Estimated taxes plague those of us who are self-employed. Part of working for yourself is also paying your share, plus the “employer” share of your payroll taxes. A lot of people don’t realize that when they are employed by someone else, that person/business has to pay some of their taxes too. When it’s just you paying your taxes, the entire burden falls on you.
Important filing dates:
Apr 15 (covers Jan 1 – Mar 31)
June 15 (covers Apr 1 – May 31)
Sept 15 (covers Jun 1 – Aug 31)
Jan 15 (covers Sep 1 – Dec 31)
Do I have to pay estimated taxes?
If the following three things are true, you’ll want to start making estimated tax payments.
1 – You are self-employed.
2 – You plan on owing $1,000 or more on your year-end tax return.
3 – If your tax withholdings (from being an employee) and refundable credits are less than the smaller of (a) 90% of the tax shown on your 2015 tax return or (b) 100% of the tax shown on your 2014 tax return.
If you skip these payments, you won’t receive notices in the mail, but the IRS will assess penalties and interest on your amount due if you owe over $1,000.
For a handy little estimated tax calculator from the IRS, go here. I noticed that quite a few questions might require you to pull out your prior year tax return to help you answer them.
Also, don’t forget about paying your state estimated taxes. Try googling “your state estimated taxes.” If you need help, don’t forget, I offer consulting services.

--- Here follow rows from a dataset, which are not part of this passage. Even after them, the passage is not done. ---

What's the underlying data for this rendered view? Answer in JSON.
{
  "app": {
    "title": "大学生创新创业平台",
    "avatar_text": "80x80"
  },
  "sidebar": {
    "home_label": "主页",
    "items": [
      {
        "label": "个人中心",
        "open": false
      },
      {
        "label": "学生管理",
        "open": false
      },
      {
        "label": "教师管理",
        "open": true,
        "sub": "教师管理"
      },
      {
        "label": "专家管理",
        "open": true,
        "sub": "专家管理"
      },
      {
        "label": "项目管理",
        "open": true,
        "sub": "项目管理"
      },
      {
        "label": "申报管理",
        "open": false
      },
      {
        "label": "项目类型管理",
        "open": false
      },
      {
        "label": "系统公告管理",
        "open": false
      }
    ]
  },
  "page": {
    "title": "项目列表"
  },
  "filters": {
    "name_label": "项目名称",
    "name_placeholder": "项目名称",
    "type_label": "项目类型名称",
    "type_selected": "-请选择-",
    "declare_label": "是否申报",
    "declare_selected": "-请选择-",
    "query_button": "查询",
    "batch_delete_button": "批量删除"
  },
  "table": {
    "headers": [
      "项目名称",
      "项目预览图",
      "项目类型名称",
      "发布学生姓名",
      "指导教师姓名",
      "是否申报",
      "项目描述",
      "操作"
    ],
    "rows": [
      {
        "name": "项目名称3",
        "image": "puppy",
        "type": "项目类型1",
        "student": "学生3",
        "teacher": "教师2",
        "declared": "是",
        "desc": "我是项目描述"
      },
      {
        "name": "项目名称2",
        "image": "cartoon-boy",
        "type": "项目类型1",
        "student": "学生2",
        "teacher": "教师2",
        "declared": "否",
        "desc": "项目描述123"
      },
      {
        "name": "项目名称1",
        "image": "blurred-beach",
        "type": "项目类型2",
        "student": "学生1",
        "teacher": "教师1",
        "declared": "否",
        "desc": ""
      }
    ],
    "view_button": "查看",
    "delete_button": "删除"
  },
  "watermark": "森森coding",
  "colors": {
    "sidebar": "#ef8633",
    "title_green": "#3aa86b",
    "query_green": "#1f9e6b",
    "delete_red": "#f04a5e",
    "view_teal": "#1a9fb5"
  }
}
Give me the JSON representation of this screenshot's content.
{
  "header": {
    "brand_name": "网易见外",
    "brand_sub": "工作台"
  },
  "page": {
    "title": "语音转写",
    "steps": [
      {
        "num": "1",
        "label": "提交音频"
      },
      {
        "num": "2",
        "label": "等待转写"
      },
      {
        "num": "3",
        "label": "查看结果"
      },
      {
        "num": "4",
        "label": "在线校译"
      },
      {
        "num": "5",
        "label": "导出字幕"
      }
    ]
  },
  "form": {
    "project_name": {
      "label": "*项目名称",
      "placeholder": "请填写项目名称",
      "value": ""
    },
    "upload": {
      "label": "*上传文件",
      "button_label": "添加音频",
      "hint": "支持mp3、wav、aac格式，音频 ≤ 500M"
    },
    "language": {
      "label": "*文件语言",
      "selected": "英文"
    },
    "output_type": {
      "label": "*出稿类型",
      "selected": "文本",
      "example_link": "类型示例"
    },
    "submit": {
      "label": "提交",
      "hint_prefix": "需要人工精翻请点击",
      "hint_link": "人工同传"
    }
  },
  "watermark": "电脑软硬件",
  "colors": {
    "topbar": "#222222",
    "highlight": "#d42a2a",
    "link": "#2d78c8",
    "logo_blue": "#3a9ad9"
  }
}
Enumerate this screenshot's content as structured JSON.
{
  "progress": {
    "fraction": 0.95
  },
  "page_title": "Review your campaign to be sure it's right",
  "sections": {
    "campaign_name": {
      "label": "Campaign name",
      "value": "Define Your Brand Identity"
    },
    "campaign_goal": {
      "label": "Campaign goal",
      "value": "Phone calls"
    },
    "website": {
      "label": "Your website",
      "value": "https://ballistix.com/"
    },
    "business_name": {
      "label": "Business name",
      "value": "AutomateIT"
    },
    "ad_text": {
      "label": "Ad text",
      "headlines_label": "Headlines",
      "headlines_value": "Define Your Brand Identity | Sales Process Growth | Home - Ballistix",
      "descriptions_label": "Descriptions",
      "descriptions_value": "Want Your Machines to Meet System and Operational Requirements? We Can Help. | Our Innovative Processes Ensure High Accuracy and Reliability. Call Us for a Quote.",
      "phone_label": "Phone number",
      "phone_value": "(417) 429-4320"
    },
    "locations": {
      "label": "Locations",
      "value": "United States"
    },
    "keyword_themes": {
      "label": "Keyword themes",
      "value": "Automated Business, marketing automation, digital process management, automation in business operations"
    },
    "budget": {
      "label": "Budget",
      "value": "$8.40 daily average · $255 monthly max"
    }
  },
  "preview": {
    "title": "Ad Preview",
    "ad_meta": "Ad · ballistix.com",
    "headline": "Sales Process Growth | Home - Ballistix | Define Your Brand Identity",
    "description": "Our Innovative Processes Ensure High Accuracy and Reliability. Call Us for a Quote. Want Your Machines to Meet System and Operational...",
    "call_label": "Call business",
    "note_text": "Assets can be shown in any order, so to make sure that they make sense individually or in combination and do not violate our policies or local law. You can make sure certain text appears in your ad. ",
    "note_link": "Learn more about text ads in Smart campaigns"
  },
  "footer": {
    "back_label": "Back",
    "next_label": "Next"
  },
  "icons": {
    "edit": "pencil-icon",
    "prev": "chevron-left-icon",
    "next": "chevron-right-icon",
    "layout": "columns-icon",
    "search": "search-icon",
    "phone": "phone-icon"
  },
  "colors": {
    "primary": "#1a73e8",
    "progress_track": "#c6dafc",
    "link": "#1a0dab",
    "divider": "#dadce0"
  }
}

TAX ADVICE DISCLAIMER: Any federal tax advice contained in this blog was not intended or written to be used, and it may not be used, for the purpose of avoiding any penalty that may be imposed by the Internal Revenue Service. No guarantees are offered that the advice provided will be applicable to your specific situation. You should always consult with a qualified tax expert.